McConkey should have also recieved an award for best dressed. He showed up in a lime green or banana yellow (I can’t remember exactly) WT tuxedo straight from the 80s, complemented by a mullet and a horrible mustache. He had the yahoos in the pit chanting, “Mullet, mullet, mullet…”
On the surfing side, Layne Beachley beat out Megan Abubo, Serena Brooke, Keala Kennelly, and Rochelle Ballard to win surfer of the year, female. WCT reigning world champ Sunny Garcia beat out Kelly Slater, Bruce Irons, Andy Irons, and Rob Machado as the best male surfer of the year.
Laird Hamilton towed into the Feat of the Year award, ahead of MX rider Carey Hart’s backflip and skateboarder Bob Burnquist’s fakie-5-0-kickflip on a vert extension rail, among others.
Bringing music and athletes together was a great concept — and smart too, as that’s what drew more people to the show (especially the folks who forked over real money for a ticket). Seeing Busta Rhymes, Ben Harper, Incubus, and Black Sabbath all perform on the same stage on the same night was a real treat. I wish they could have played more than one song each, but I guess that’s how these showbiz things go. We are all screaming for a Black Sabbath encore, but the tech crew was quick to tear down the set.
The eclectic mix of musicians was parallel to the blend of athletes who were there, but it seemed like surfers were the black sheep. Surfing’s not better or worse than any of the other sports, but it is different. And at the awards show, the inclusion of surfing was awkward — after all, it’s not an ESPN X-Games sport. In that way, it seemed appropriate that the awards show was at the same time as the launch of the Rip Curl Pro at Bell’s and none of the nominated male surfers showed up.
That said, the crowd was definitely blown away by the Laird Hamilton’s award-winning Teahupo’o footage. Seeing that larger-than-life wave on the three huge movie screens that lined the front of the auditorium got everyone psyched.
Perhaps Jack Johnson’s acceptance speech for surfing’s musical artist of the year best sums out how surfing fits into all of this action-sports mumbo jumbo.
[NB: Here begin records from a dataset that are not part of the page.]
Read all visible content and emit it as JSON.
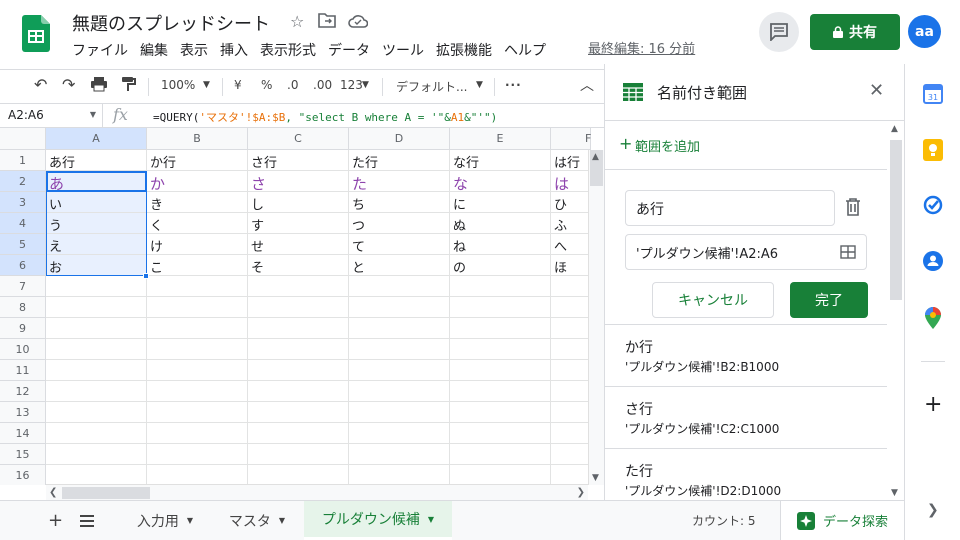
{
  "app": {
    "title": "無題のスプレッドシート",
    "last_edit": "最終編集: 16 分前",
    "share_label": "共有",
    "avatar_initials": "aa"
  },
  "menu": [
    "ファイル",
    "編集",
    "表示",
    "挿入",
    "表示形式",
    "データ",
    "ツール",
    "拡張機能",
    "ヘルプ"
  ],
  "toolbar": {
    "zoom": "100%",
    "currency": "¥",
    "percent": "%",
    "dec_dec": ".0",
    "dec_inc": ".00",
    "format_num": "123",
    "font": "デフォルト..."
  },
  "formula_bar": {
    "name_box": "A2:A6",
    "formula_prefix": "=QUERY(",
    "formula_range": "'マスタ'!$A:$B",
    "formula_rest": ", \"select B where A = '\"&",
    "formula_ref": "A1",
    "formula_end": "&\"'\")"
  },
  "columns": [
    "A",
    "B",
    "C",
    "D",
    "E",
    "F"
  ],
  "rows": [
    "1",
    "2",
    "3",
    "4",
    "5",
    "6",
    "7",
    "8",
    "9",
    "10",
    "11",
    "12",
    "13",
    "14",
    "15",
    "16"
  ],
  "cells": [
    [
      "あ行",
      "か行",
      "さ行",
      "た行",
      "な行",
      "は行"
    ],
    [
      "あ",
      "か",
      "さ",
      "た",
      "な",
      "は"
    ],
    [
      "い",
      "き",
      "し",
      "ち",
      "に",
      "ひ"
    ],
    [
      "う",
      "く",
      "す",
      "つ",
      "ぬ",
      "ふ"
    ],
    [
      "え",
      "け",
      "せ",
      "て",
      "ね",
      "へ"
    ],
    [
      "お",
      "こ",
      "そ",
      "と",
      "の",
      "ほ"
    ]
  ],
  "sheets": [
    "入力用",
    "マスタ",
    "プルダウン候補"
  ],
  "status": {
    "count": "カウント: 5",
    "explore": "データ探索"
  },
  "panel": {
    "title": "名前付き範囲",
    "add_range": "範囲を追加",
    "name_value": "あ行",
    "range_value": "'プルダウン候補'!A2:A6",
    "cancel": "キャンセル",
    "done": "完了",
    "ranges": [
      {
        "name": "か行",
        "ref": "'プルダウン候補'!B2:B1000"
      },
      {
        "name": "さ行",
        "ref": "'プルダウン候補'!C2:C1000"
      },
      {
        "name": "た行",
        "ref": "'プルダウン候補'!D2:D1000"
      }
    ]
  }
}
He said something like, “Nobody really knows who I am, so I’d like to thank the surfers — my friends — for voting for me.”